2Day in #OpenGov 11/2/2011

by

This post was written by Policy Fellow Matt Rumsey

Here is Wednesday’s look at transparency-related news items, congressional committee hearings, transparency-related bills introduced in Congress, and transparency-related events.

News Roundup:

Government

  • A group of Senate Democrats has introduced a constitutional amendment that would grant Congress and the states the ability to better regulate political fundraising and spending. (Yahoo/Daily Caller)
  • The Commission on Wartime Contracting successfully identified up to $60 billion in contracting related waste and fraud in Iraq and Afghanistan, held 25 hearings, released 8 reports, published detailed recommendations on how to protect against waste in the future, and operated on a bipartisan basis. So, their decision to seal internal records for 20 years is out of character and upsetting to watchdog groups. (POGO)
Lobbying
  • Four people have moved through the revolving door between Jim Clyburn’s (D-S.C.) office and the Podesta Group. (Legistorm)
  • The Hill has a roundup of recent changes in the lobbying world. Highlights include a White House special assistant joining Planned Parenthood as vice president for public policy and government relations.
State and Local
  • On November 8, Detroit residents will vote on a new City Charter.
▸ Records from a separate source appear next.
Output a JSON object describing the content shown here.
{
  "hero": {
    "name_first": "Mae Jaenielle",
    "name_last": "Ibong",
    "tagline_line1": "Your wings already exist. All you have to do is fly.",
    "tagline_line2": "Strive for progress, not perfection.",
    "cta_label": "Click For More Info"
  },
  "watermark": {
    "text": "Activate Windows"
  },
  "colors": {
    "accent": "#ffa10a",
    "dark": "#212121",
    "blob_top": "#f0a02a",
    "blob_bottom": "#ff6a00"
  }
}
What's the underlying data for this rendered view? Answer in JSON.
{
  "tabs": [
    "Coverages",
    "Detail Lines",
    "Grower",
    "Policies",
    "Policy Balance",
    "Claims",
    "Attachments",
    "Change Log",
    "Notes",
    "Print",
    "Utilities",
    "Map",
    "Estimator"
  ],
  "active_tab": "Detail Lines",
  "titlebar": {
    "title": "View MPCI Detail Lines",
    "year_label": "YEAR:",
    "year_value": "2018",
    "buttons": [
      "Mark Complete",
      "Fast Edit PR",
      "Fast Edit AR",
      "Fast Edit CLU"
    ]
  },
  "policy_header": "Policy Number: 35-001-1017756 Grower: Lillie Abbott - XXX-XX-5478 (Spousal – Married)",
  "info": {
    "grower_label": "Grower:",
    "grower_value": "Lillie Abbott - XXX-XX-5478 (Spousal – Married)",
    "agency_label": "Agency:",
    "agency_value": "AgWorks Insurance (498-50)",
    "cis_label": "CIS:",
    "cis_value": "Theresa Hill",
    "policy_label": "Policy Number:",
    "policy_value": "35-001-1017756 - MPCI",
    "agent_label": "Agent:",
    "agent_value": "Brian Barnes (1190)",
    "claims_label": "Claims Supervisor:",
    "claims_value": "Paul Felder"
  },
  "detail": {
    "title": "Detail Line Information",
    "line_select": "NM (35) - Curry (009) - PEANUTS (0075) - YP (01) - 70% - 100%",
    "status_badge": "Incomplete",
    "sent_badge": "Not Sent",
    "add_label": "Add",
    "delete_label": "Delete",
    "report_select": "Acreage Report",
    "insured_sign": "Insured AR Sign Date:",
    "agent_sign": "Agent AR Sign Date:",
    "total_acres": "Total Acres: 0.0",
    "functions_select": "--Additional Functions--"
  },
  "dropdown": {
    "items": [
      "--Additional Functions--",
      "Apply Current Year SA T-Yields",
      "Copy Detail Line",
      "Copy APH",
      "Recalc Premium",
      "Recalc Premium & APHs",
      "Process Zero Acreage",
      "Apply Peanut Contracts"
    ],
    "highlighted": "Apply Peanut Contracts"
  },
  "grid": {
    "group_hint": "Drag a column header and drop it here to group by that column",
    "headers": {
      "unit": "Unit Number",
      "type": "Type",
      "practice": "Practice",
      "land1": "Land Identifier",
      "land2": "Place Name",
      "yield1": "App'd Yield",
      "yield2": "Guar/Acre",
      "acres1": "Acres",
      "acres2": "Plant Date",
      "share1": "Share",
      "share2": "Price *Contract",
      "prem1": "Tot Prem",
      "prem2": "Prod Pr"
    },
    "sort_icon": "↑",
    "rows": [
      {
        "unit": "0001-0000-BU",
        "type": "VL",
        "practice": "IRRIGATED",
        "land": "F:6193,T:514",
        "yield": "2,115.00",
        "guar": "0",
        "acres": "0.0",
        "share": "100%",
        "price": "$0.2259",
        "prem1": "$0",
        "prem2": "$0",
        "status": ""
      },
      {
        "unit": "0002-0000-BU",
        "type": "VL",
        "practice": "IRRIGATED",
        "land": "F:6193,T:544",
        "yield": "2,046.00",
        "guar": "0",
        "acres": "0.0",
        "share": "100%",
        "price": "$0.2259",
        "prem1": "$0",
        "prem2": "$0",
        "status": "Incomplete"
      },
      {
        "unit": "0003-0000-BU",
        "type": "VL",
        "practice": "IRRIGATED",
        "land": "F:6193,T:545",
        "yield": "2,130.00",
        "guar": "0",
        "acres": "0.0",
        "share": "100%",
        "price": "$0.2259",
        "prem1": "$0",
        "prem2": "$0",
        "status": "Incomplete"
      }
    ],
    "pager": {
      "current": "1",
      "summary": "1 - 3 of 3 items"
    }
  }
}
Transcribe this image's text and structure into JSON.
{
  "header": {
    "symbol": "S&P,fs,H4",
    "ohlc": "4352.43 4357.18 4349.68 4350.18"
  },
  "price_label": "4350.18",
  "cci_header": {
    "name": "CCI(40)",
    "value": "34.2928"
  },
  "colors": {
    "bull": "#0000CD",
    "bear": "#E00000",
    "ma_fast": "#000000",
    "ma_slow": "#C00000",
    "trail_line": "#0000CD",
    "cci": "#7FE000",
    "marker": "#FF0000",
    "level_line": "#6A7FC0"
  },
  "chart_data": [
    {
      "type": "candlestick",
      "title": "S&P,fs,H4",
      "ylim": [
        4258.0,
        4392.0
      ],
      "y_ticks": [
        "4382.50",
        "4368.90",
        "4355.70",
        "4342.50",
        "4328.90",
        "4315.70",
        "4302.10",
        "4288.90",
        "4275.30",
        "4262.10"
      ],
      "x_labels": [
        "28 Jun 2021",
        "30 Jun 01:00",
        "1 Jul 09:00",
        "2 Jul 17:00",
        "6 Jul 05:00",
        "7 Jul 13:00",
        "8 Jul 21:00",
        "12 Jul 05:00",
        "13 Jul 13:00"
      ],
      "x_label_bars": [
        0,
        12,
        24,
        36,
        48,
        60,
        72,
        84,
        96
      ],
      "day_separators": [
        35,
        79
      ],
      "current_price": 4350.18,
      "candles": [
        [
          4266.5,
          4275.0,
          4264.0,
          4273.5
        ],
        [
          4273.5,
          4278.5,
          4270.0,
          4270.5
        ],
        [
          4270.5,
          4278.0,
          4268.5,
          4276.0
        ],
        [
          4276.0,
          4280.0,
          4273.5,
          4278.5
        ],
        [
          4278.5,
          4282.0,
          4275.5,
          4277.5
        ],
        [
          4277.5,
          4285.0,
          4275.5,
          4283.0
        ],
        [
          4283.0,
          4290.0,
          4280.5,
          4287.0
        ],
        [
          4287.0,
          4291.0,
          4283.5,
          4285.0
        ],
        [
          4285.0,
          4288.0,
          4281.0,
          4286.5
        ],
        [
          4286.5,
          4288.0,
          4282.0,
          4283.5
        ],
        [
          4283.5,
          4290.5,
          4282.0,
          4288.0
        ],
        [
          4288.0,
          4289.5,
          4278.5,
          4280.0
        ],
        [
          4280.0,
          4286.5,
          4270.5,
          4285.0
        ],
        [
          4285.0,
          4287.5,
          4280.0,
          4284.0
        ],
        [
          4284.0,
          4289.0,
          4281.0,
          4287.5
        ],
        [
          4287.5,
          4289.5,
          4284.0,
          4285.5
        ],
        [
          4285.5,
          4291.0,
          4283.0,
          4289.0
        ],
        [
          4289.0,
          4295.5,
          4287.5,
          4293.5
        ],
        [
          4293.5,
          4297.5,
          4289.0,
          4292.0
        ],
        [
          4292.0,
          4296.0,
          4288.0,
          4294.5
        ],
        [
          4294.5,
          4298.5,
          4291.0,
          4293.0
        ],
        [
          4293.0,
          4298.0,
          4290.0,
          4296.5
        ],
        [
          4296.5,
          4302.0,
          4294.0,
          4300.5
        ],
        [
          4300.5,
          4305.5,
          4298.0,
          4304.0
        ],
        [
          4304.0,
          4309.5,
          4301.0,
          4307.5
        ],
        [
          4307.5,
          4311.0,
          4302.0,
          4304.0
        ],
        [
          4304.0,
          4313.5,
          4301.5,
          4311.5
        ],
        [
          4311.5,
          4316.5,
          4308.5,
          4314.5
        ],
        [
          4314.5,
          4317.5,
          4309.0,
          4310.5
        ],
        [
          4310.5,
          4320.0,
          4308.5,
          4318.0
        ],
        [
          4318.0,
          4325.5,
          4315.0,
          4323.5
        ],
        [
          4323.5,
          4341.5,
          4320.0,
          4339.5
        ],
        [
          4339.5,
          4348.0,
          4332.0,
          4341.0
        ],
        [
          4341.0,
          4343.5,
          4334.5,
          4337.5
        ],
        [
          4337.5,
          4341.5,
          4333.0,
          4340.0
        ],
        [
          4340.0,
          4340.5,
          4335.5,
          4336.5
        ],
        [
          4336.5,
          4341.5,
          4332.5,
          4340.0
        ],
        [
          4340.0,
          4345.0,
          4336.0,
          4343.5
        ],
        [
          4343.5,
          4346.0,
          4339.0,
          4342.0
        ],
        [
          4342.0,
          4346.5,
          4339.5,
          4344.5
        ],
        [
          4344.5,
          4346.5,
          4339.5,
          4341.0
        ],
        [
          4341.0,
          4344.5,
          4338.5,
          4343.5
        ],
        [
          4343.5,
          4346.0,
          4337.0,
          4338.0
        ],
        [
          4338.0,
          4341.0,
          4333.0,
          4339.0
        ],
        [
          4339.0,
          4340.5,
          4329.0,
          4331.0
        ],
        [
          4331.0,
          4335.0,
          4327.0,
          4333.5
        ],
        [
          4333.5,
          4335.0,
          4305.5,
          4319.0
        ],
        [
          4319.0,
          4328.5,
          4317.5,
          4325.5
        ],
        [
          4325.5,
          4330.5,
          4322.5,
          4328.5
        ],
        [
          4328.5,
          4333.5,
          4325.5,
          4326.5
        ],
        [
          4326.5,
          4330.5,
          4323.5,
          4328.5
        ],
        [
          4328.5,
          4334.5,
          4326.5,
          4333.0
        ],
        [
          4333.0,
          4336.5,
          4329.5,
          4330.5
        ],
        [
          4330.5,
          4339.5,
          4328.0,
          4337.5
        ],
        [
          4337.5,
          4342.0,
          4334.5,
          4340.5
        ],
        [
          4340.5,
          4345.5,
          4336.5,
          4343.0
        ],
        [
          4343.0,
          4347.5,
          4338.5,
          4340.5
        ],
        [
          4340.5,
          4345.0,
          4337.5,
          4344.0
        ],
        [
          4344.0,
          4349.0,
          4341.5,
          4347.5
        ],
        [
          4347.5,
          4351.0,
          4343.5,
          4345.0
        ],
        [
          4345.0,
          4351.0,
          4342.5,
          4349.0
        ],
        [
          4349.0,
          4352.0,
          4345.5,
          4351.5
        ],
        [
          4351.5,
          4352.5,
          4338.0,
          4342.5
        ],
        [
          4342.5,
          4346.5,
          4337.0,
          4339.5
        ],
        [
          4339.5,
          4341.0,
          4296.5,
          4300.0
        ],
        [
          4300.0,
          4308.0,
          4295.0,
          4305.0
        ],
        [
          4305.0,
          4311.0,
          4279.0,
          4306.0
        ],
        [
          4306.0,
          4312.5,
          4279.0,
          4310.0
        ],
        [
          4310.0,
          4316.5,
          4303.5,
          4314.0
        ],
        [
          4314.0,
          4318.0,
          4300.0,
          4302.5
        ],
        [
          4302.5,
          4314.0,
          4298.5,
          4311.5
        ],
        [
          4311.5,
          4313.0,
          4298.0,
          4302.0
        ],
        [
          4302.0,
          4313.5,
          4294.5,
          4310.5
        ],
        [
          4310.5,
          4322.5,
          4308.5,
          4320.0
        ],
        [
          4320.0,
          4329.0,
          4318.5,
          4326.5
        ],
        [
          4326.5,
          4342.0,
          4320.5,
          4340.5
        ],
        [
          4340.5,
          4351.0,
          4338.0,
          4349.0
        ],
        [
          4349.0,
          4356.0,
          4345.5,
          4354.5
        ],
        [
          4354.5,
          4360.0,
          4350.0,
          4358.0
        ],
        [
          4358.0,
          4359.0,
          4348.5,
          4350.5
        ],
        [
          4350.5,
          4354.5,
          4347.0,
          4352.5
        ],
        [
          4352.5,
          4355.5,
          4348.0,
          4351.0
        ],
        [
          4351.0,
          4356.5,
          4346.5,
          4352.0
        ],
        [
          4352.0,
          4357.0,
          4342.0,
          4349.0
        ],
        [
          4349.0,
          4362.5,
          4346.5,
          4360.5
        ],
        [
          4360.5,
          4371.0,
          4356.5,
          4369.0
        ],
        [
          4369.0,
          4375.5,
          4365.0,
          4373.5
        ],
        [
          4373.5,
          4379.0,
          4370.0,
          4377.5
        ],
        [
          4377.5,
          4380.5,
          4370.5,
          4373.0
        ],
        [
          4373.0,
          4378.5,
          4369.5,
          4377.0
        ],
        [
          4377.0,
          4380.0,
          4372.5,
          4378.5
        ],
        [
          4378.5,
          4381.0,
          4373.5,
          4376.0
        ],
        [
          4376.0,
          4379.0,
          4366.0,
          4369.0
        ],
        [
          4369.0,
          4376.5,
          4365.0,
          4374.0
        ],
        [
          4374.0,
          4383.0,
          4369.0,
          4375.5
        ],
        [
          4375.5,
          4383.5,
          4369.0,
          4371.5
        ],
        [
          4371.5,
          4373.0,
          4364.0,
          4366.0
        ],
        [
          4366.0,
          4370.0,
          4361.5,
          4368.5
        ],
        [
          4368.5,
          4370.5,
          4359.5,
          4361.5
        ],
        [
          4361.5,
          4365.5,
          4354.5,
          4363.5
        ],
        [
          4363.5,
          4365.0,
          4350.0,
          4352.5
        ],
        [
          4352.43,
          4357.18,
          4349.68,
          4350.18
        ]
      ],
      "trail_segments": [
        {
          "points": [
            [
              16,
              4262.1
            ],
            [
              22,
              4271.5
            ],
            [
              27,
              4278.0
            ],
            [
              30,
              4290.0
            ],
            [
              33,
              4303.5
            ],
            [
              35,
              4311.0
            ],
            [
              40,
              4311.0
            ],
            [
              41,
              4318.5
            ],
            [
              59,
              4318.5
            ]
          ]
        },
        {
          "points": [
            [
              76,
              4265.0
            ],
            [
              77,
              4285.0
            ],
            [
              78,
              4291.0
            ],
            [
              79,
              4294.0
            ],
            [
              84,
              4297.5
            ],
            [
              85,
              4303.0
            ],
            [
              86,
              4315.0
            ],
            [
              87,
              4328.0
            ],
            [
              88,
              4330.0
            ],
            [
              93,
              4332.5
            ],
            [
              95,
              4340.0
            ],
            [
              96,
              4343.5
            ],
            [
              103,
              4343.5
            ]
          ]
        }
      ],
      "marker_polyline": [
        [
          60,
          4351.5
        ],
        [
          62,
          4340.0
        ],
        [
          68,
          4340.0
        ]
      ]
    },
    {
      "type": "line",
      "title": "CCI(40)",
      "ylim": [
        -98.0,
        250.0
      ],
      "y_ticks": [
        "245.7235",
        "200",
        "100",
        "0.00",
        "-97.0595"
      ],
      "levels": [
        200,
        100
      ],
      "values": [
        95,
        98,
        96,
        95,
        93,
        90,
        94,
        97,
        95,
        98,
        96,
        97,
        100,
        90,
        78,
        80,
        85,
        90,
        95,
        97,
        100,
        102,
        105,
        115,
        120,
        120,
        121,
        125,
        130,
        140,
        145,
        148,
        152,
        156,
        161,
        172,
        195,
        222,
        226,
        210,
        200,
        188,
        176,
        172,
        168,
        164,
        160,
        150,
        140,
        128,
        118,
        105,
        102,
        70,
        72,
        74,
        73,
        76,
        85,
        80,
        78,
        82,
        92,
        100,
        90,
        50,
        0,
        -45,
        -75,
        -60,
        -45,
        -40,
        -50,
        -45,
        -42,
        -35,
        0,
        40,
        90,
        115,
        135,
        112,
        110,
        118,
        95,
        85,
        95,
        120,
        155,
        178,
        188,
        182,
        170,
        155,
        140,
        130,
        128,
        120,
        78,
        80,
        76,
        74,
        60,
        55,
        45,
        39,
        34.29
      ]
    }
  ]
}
The Charter aims to cut into corruption by strengthening the City Council’s power to remove the mayor, imposing new ethics rules, tightening financial reporting requirements and creating a watchdog to oversee the mayor and his administration. (Wall Street Journal$)
  • Philadelphia Mayor, Michael Nutter, signed a revised version of the city’s lobbying law. The revision more narrowly defines lobbying activity and covers more city agencies. (Lobby Comply)
  • The Riverside County, CA Board of Supervisors has approved an ordinance that would make electronic campaign finance disclosure mandatory for local candidates, candidate committees, and independent committees that raise more than $5,000. (Lobby Comply)
Ethics
  • A new study by University of Missouri economist Harvey James found that people with a low tolerance for unethical activity tend to have higher levels of satisfaction with life. (Miller-McCune)

Relevant committee hearings scheduled for 11/2:

  • None.

Relevant bills introduced:

  • None.
Transparency events scheduled for 11/2:
  • None.

Do you want to track transparency news? You can add our feed to your Google Reader.

Share This: